- What is being asked
The entries below should be given again exactly, minus their pictures.

- Source records
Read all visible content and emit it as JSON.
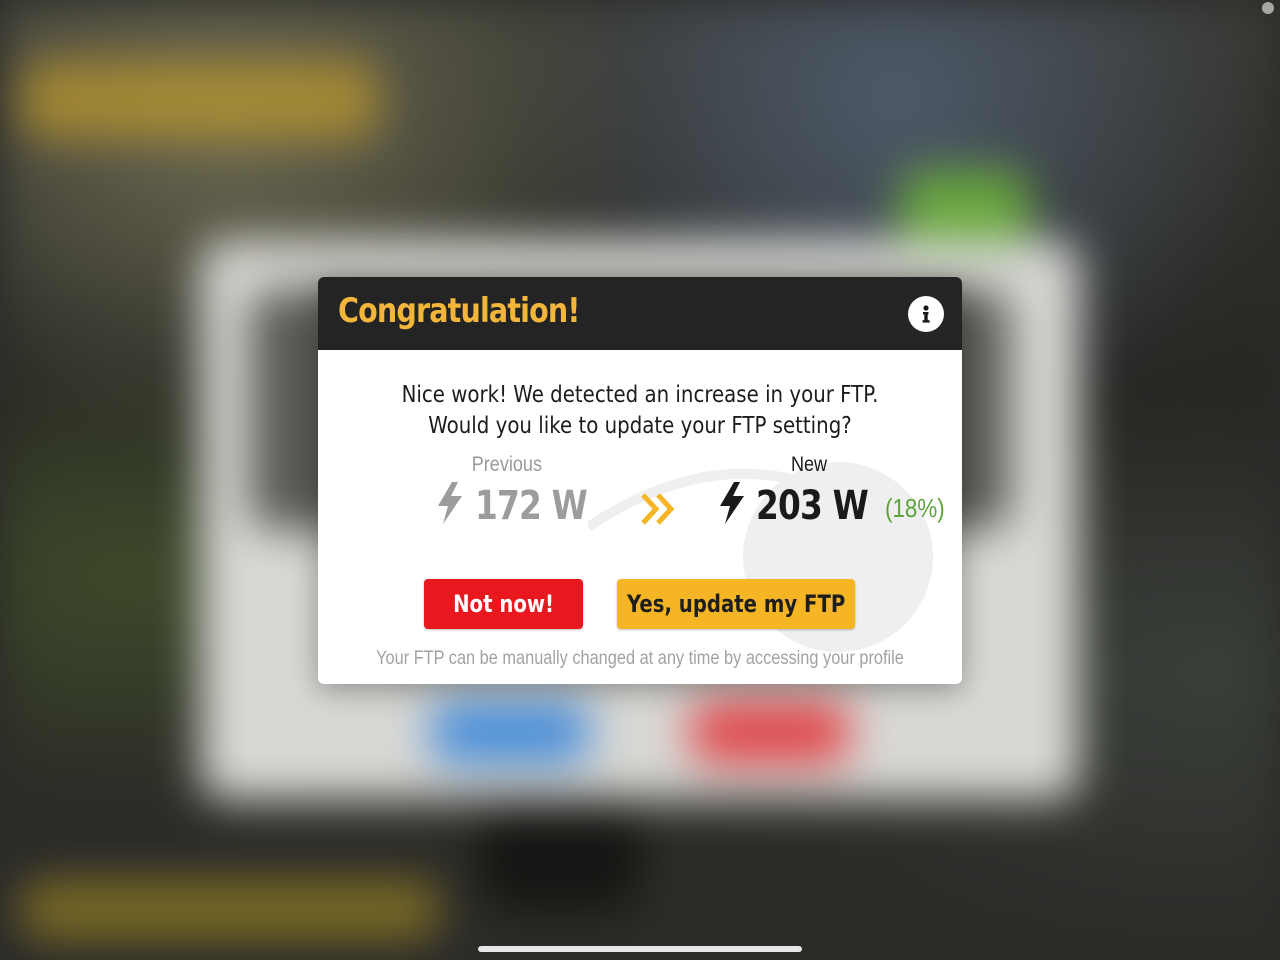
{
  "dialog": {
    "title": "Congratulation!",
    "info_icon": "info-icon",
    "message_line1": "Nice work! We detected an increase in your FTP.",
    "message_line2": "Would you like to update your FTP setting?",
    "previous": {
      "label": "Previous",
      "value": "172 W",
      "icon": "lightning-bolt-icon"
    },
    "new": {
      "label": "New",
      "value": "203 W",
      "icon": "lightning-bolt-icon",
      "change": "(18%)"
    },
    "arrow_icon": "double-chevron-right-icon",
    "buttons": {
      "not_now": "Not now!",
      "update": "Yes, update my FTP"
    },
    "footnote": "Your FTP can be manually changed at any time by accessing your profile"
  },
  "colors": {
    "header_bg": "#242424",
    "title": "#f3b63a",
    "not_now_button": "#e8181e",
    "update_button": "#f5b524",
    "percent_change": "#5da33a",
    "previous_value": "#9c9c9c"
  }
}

- Exercise response
Read all visible content and emit it as JSON.
{
  "dialog": {
    "title": "Congratulation!",
    "info_icon": "info-icon",
    "message_line1": "Nice work! We detected an increase in your FTP.",
    "message_line2": "Would you like to update your FTP setting?",
    "previous": {
      "label": "Previous",
      "value": "172 W",
      "icon": "lightning-bolt-icon"
    },
    "new": {
      "label": "New",
      "value": "203 W",
      "icon": "lightning-bolt-icon",
      "change": "(18%)"
    },
    "arrow_icon": "double-chevron-right-icon",
    "buttons": {
      "not_now": "Not now!",
      "update": "Yes, update my FTP"
    },
    "footnote": "Your FTP can be manually changed at any time by accessing your profile"
  },
  "colors": {
    "header_bg": "#242424",
    "title": "#f3b63a",
    "not_now_button": "#e8181e",
    "update_button": "#f5b524",
    "percent_change": "#5da33a",
    "previous_value": "#9c9c9c"
  }
}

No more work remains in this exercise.